things, that there had been a report of a "suspicious
vehicle observed in the area [of the fifth robbery] described
as a black Volvo, Massachusetts registration 353PY1."
The only report that law enforcement had received concerning
a black Volvo with that license plate number, however, was
the report that placed that vehicle about four miles from the
scene of the fifth robbery, thirty to forty minutes before
that robbery occurred. Law enforcement had received a
separate report of a Volvo being at the scene of the fifth
robbery. But the person who made that report had stated that
the Volvo was green -- rather than black -- and the person
who made that report did not give that Volvo's license
plate number, although the report did identify that vehicle
as having a Massachusetts license plate.
magistrate granted the warrant to install the GPS tracking
device. The next day, while conducting surveillance on the
1994 black Volvo, police officers observed that the 353PY1
license plate had been removed from the vehicle and affixed
to a tan Acura at the same address where the black Volvo was
parked. The officers then sought and received a warrant to
install a second GPS tracking device, this time on the Acura.
The officers in seeking this second warrant relied on an
affidavit that, with respect to the description of the
reports regarding the vehicles that had been observed on the
day of the fifth robbery, was identical to the one that had
been used in applying for the first GPS tracking device
the issuance of the two warrants and the installation of the
GPS tracking devices on both vehicles, law enforcement
surveilled both vehicles -- the black Volvo and the Acura --
intermittently for the next thirteen days. During the
surveillance, the cars were observed passing several banks in

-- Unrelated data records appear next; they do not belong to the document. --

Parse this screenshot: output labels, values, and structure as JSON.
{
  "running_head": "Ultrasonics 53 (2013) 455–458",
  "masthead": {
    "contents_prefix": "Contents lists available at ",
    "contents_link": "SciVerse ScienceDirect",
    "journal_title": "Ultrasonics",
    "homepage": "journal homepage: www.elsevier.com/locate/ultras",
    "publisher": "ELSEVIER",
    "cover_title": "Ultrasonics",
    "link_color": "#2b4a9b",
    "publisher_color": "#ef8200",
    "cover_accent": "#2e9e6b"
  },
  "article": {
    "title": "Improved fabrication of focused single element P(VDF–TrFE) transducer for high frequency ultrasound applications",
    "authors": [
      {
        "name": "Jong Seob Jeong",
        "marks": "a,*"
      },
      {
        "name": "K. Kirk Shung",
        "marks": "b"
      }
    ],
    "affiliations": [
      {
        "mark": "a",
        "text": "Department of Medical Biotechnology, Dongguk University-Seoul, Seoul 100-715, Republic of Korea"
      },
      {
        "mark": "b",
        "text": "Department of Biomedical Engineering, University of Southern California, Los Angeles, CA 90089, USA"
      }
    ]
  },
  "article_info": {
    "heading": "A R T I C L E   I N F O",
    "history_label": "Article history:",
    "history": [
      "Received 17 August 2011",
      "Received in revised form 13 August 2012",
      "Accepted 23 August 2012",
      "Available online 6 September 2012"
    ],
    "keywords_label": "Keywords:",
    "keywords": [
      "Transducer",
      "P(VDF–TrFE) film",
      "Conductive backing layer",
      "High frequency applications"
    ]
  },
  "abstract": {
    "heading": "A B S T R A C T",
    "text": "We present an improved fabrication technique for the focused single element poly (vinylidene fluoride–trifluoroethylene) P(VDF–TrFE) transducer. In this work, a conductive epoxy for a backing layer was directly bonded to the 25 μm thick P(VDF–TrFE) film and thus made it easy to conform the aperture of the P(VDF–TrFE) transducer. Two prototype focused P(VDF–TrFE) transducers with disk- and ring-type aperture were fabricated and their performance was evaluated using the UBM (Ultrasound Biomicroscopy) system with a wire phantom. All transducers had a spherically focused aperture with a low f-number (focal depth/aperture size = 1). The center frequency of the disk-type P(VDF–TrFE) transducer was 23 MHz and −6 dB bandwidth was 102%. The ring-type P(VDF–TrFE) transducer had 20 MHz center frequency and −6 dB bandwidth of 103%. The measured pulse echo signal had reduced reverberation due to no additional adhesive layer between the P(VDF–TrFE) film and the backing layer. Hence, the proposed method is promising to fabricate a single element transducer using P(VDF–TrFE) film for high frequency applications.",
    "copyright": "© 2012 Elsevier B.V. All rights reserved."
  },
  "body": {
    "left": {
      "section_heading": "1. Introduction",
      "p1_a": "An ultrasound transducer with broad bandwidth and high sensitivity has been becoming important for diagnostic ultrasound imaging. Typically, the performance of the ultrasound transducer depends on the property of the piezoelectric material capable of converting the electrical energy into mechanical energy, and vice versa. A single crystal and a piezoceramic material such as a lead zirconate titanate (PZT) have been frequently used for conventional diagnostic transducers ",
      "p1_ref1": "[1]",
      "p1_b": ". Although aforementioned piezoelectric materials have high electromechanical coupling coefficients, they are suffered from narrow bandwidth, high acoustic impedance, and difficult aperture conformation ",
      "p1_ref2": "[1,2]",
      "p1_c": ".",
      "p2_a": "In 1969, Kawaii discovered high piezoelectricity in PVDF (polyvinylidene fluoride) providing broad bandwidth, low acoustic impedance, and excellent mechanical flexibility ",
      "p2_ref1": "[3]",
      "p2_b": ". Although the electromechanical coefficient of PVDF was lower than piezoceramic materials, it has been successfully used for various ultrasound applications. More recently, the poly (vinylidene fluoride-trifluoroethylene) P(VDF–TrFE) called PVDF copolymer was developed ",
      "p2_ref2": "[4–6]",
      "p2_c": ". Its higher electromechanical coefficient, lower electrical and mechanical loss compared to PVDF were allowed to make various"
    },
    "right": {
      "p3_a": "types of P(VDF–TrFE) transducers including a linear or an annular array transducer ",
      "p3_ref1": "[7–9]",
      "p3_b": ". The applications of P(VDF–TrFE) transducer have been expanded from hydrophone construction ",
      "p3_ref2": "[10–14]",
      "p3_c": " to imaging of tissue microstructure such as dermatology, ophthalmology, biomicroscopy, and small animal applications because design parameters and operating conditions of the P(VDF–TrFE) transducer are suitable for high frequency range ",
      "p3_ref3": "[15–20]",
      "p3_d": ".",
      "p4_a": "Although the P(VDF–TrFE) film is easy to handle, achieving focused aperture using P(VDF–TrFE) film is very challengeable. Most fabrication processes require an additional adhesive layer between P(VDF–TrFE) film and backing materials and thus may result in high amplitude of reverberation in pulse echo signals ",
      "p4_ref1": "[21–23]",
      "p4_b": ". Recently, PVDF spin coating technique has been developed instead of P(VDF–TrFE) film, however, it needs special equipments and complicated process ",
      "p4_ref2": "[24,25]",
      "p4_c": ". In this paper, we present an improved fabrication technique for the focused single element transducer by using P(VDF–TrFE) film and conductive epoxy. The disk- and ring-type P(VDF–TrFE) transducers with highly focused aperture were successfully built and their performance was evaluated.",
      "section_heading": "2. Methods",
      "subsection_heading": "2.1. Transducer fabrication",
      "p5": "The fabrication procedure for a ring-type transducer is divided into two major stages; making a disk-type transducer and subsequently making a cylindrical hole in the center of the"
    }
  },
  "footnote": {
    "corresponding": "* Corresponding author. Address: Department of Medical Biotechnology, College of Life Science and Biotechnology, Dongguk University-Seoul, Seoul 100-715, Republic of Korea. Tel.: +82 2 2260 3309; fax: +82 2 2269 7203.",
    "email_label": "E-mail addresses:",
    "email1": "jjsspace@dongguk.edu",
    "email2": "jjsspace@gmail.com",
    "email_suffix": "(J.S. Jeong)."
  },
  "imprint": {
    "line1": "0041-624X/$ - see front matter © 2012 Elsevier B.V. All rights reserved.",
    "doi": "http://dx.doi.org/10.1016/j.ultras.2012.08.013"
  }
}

the area, and slowing down in front of each bank as they
passed. In addition, law enforcement reported that during
their surveillance of the vehicles, in several incidents,
Patterson was seen as a passenger, turning his head toward
the bank as the vehicle he was in at the time passed.
August 4, 2014, FBI agents watched one of these vehicles --
with Patterson in it as a passenger -- again drive slowly
past a number of banks before finally pulling into a parking
lot near a bank. The agents observed Patterson change clothes
in his vehicle and emerge dressed in dark pants, a dark
sweatshirt, a hat, sunglasses, and clear gloves. The agents
then saw him begin walking toward the nearby bank, before he
turned and began walking back toward the car.
point, a Special Weapons and Tactics team from the FBI
arrested Patterson. As Patterson raised his hands on the
command of the FBI agents, a black BB gun fell from
Patterson's person to the ground. After being given a
Miranda warning, see Miranda v. Arizona,
384 U.S. 436, 444 (1966), Patterson made statements to the
December 4, 2014, Patterson was indicted in the United States
District Court for the District of Massachusetts on five
counts of bank robbery in violation of 18 U.S.C. §
2113(a) and one count of attempted bank robbery in violation
of 18 U.S.C. § 2113(a), all committed while on
supervised release in violation of 18 U.S.C. § 3147.
Prior to trial, Patterson filed a motion for a
Franks hearing to challenge the state court warrants
for the installation of GPS tracking devices on the black
Volvo and the Acura on the ground that the affidavits
supporting each warrant application contained an erroneous
statement by relating that the Volvo seen "in the
area" of the fifth robbery was a black Volvo that had
the license plate number 353PY1.
District Court concluded that the "affidavit [was] not a
shining example of attention to detail" and contained an
"erroneous" statement, given that the only Volvo
reportedly seen at the site of the fifth bank robbery was
green and was not identified as having that license plate
number and that the black Volvo with that license plate was
reportedly seen four miles away and some thirty to forty
minutes before the fifth robbery occurred. Nevertheless, the
District Court denied the motion after concluding that the
erroneous statement was not made "knowingly or in
reckless disregard for the truth." The District Court
explained in reaching that conclusion that "there was
simply no incentive" for the officer to make the
misstatement intentionally ...